Exercise brief — Copy each line below that includes "Colors".

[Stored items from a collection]
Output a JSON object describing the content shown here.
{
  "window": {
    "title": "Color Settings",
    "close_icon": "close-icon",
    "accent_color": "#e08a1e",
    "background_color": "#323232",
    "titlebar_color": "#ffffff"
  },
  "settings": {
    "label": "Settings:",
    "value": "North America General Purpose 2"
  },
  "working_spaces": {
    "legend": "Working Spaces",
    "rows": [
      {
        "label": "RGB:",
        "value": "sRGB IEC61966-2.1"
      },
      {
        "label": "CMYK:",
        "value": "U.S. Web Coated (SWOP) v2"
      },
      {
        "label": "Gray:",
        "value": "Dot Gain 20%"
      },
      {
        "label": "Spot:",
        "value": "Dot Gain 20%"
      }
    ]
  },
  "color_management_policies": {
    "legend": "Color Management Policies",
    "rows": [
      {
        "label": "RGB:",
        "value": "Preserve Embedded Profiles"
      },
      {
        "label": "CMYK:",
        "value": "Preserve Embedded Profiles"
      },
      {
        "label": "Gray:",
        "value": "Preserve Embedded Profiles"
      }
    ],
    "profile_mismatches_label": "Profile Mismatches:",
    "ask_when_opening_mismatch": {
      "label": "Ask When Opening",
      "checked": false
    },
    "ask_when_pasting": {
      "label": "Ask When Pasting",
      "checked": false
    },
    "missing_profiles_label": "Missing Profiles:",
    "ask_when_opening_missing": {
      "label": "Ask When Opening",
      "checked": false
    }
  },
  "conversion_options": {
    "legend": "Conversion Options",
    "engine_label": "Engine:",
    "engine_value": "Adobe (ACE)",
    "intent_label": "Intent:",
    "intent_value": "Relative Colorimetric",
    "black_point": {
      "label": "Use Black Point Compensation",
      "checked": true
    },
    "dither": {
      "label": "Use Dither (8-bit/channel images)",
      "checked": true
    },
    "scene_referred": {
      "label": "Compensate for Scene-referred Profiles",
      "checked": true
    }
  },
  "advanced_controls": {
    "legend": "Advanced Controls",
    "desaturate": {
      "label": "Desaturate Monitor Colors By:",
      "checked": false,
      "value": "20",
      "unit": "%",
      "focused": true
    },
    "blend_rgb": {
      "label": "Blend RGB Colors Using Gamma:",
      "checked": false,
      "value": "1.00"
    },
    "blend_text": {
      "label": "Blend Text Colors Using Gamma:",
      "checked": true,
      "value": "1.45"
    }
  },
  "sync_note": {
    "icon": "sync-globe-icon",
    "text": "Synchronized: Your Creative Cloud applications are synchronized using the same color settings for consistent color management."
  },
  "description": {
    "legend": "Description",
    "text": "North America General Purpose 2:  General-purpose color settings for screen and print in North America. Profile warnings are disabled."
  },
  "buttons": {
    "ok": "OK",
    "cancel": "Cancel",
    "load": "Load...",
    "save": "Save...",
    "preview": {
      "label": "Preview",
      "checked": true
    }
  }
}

Reply to the task —
      "label": "Desaturate Monitor Colors By:",
      "label": "Blend RGB Colors Using Gamma:",
      "label": "Blend Text Colors Using Gamma:",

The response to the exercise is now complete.